(Provided material Opens)
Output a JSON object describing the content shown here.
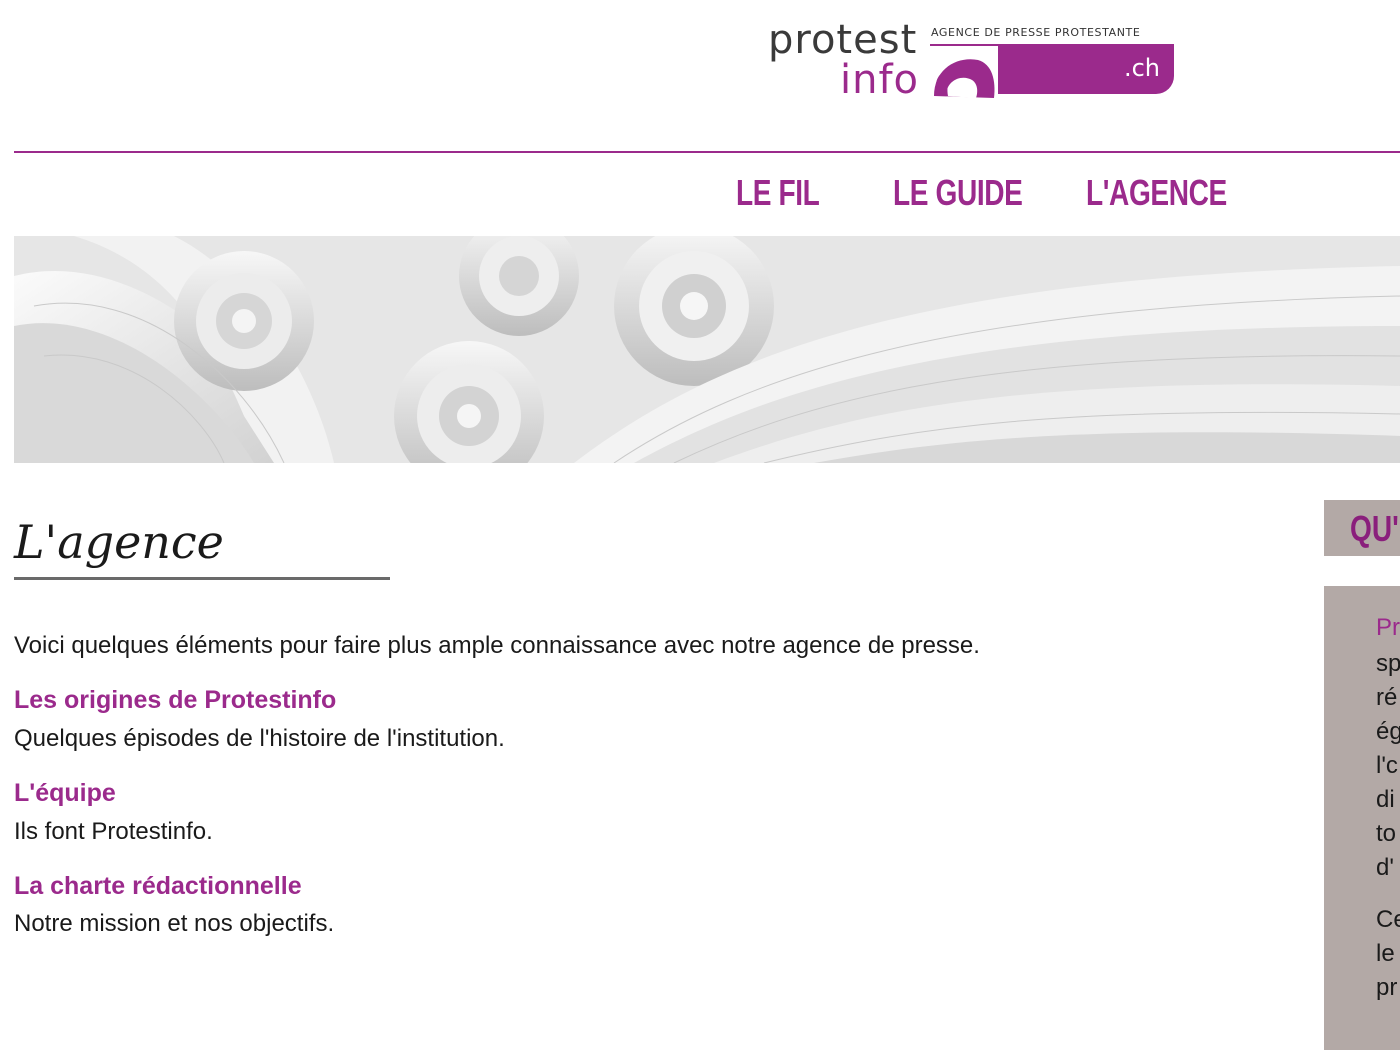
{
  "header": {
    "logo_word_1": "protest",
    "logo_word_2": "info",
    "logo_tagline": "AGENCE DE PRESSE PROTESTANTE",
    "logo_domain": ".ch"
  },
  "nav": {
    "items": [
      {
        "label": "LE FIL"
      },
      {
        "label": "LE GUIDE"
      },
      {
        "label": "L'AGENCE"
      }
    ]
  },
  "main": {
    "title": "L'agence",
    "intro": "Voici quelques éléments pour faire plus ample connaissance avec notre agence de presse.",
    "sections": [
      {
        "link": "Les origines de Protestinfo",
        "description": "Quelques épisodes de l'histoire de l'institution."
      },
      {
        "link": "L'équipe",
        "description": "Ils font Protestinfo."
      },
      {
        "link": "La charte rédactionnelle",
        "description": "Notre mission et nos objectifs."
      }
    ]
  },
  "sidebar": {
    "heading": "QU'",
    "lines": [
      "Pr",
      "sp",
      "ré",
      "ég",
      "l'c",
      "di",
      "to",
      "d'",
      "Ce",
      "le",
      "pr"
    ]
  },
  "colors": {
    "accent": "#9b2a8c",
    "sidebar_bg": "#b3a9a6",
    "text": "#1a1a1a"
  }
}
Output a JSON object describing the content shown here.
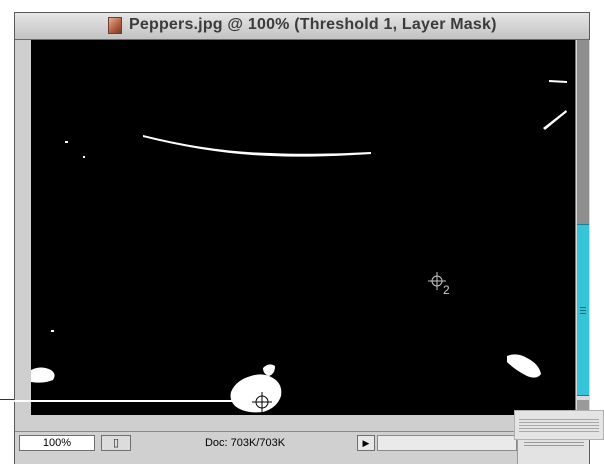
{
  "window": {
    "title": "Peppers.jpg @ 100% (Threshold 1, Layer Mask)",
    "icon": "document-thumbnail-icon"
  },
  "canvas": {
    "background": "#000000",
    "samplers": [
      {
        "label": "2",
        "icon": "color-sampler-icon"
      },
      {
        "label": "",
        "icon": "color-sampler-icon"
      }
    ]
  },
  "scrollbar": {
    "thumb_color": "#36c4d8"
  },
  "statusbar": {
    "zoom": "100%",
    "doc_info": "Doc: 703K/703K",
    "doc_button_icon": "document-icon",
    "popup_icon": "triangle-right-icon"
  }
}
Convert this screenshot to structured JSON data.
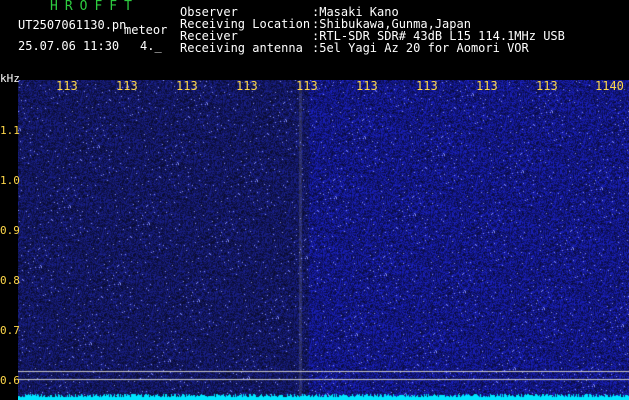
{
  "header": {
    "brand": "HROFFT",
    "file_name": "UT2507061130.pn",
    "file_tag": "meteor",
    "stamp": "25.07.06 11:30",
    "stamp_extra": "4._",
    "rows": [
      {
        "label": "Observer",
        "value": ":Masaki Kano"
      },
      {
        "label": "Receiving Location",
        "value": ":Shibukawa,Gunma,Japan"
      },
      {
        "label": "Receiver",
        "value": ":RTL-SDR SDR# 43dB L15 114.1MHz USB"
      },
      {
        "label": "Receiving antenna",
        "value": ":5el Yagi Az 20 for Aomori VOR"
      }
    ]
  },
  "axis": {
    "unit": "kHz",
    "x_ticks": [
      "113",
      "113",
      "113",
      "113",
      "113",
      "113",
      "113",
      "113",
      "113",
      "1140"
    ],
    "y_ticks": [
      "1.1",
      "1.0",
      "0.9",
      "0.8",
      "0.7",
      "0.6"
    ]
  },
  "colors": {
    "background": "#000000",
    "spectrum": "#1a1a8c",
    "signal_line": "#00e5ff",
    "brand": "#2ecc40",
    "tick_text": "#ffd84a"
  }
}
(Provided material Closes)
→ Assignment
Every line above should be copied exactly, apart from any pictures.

→ Answer section
Output a JSON object describing the content shown here.
{
  "header": {
    "logo_word_1": "protest",
    "logo_word_2": "info",
    "logo_tagline": "AGENCE DE PRESSE PROTESTANTE",
    "logo_domain": ".ch"
  },
  "nav": {
    "items": [
      {
        "label": "LE FIL"
      },
      {
        "label": "LE GUIDE"
      },
      {
        "label": "L'AGENCE"
      }
    ]
  },
  "main": {
    "title": "L'agence",
    "intro": "Voici quelques éléments pour faire plus ample connaissance avec notre agence de presse.",
    "sections": [
      {
        "link": "Les origines de Protestinfo",
        "description": "Quelques épisodes de l'histoire de l'institution."
      },
      {
        "link": "L'équipe",
        "description": "Ils font Protestinfo."
      },
      {
        "link": "La charte rédactionnelle",
        "description": "Notre mission et nos objectifs."
      }
    ]
  },
  "sidebar": {
    "heading": "QU'",
    "lines": [
      "Pr",
      "sp",
      "ré",
      "ég",
      "l'c",
      "di",
      "to",
      "d'",
      "Ce",
      "le",
      "pr"
    ]
  },
  "colors": {
    "accent": "#9b2a8c",
    "sidebar_bg": "#b3a9a6",
    "text": "#1a1a1a"
  }
}
Output a JSON object describing the content shown here.
{
  "window": {
    "title": "Peppers.jpg @ 100% (Threshold 1, Layer Mask)",
    "icon": "document-thumbnail-icon"
  },
  "canvas": {
    "background": "#000000",
    "samplers": [
      {
        "label": "2",
        "icon": "color-sampler-icon"
      },
      {
        "label": "",
        "icon": "color-sampler-icon"
      }
    ]
  },
  "scrollbar": {
    "thumb_color": "#36c4d8"
  },
  "statusbar": {
    "zoom": "100%",
    "doc_info": "Doc: 703K/703K",
    "doc_button_icon": "document-icon",
    "popup_icon": "triangle-right-icon"
  }
}
Convert this screenshot to structured JSON data.
{
  "header": {
    "brand": "HROFFT",
    "file_name": "UT2507061130.pn",
    "file_tag": "meteor",
    "stamp": "25.07.06 11:30",
    "stamp_extra": "4._",
    "rows": [
      {
        "label": "Observer",
        "value": ":Masaki Kano"
      },
      {
        "label": "Receiving Location",
        "value": ":Shibukawa,Gunma,Japan"
      },
      {
        "label": "Receiver",
        "value": ":RTL-SDR SDR# 43dB L15 114.1MHz USB"
      },
      {
        "label": "Receiving antenna",
        "value": ":5el Yagi Az 20 for Aomori VOR"
      }
    ]
  },
  "axis": {
    "unit": "kHz",
    "x_ticks": [
      "113",
      "113",
      "113",
      "113",
      "113",
      "113",
      "113",
      "113",
      "113",
      "1140"
    ],
    "y_ticks": [
      "1.1",
      "1.0",
      "0.9",
      "0.8",
      "0.7",
      "0.6"
    ]
  },
  "colors": {
    "background": "#000000",
    "spectrum": "#1a1a8c",
    "signal_line": "#00e5ff",
    "brand": "#2ecc40",
    "tick_text": "#ffd84a"
  }
}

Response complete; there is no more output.